While people who have multiple encounters with the police often do have criminal records, those who work in law enforcement are still held to certain professional standards. Proper procedures for arrest, use of force, and detention need to be followed regardless of who is present during any arrest. An incident in Huntington Beach California shows how even those with a long criminal history can be mistreated by the police.
Man with long criminal history shot by police in Huntington Beach
A 27 year old man named Dillan Tabares was fatally shot by the police during an argument outside of a 7 Eleven convenience store in Huntington Beach. The victim was known to have multiple convictions, and was even the main suspect in a vicious fatal beating of an elderly man that had happened just days earlier. Police analysis found DNA evidence on the victim’s clothing after the shooting matching the older man, incriminating surveillance videos, along with Tabares’ contact information stored in the man’s phone. The two apparently knew each other from when the 80 year old had helped Tabares with his substance abuse issues and given him a place to stay when he was homeless. These connections would have been sufficient evidence to bring charges against him for that unrelated killing.
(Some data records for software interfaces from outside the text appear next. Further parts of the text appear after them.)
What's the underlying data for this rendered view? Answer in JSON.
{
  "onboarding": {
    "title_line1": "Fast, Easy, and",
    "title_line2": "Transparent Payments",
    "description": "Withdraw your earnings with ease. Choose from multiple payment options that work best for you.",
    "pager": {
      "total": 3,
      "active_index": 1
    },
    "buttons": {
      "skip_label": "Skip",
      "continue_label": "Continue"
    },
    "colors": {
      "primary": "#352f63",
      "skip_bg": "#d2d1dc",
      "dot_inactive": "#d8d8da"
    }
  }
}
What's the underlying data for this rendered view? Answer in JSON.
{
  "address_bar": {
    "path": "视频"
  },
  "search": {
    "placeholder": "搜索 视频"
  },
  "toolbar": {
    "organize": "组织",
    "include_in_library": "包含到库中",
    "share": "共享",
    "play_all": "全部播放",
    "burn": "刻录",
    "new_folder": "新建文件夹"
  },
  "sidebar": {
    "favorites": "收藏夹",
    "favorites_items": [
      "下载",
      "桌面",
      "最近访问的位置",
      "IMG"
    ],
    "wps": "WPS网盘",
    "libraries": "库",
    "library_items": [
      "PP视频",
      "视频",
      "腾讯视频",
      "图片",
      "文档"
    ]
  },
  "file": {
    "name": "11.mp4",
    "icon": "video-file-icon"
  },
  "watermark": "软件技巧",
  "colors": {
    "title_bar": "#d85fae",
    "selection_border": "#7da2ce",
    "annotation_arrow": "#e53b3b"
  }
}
Some of Tabares’ previous arrests included disturbing the peace, carrying a dagger, possession of an opium pipe, resisting arrest, felony battery with serious bodily injury, and numerous issues with probation in the two years before his death.
Officials from the Orange County Sheriff’s Office are investigating the shooting and use of force by their officers after the video of the deadly encounter at the 7 Eleven surfaced on social media.
Character evidence and trials
In a case for police brutality or most other incidents, there is a type of evidence called character evidence that is usually excluded because it is too prejudicial. This is integrated into state and federal rules of evidence to ensure that a trial is about one issue rather than allowing a jury to make a decision based on someone’s reputation. If a jury hears that someone is already a convicted criminal or has other unrelated problems that have no bearing on the case in front of them, it will probably cause them to view the person unfavorably and decide accordingly. The American legal system has been modified over the years to make sure juries do not have the opportunity to make such strong assumptions.
During a trial for police misconduct, evidence of someone’s prior criminal acts would normally not be introduced or discussed at all, as these previous infractions do not give police officers the ability to hurt someone without consequence. They are still only supposed to detain them and allow the courts to decide their fate.
Regardless of who is a victim of police brutality, they still have the right to file a lawsuit for excessive use of force and other violations of their civil rights. This can even be done on the behalf of those who are incarcerated or have criminal charges pending. It is certainly possible for people with criminal records to be injured by police, and they still have the right to retain a lawyer and be compensated for their injuries and mistreatment.
Contact a lawyer in the Huntington Beach area today
If you have been mistreated by a police officer because of your reputation or any other reason in Huntington Beach or places nearby in California, there is legal help available. An experienced police brutality attorney can speak with you and file a case on your behalf.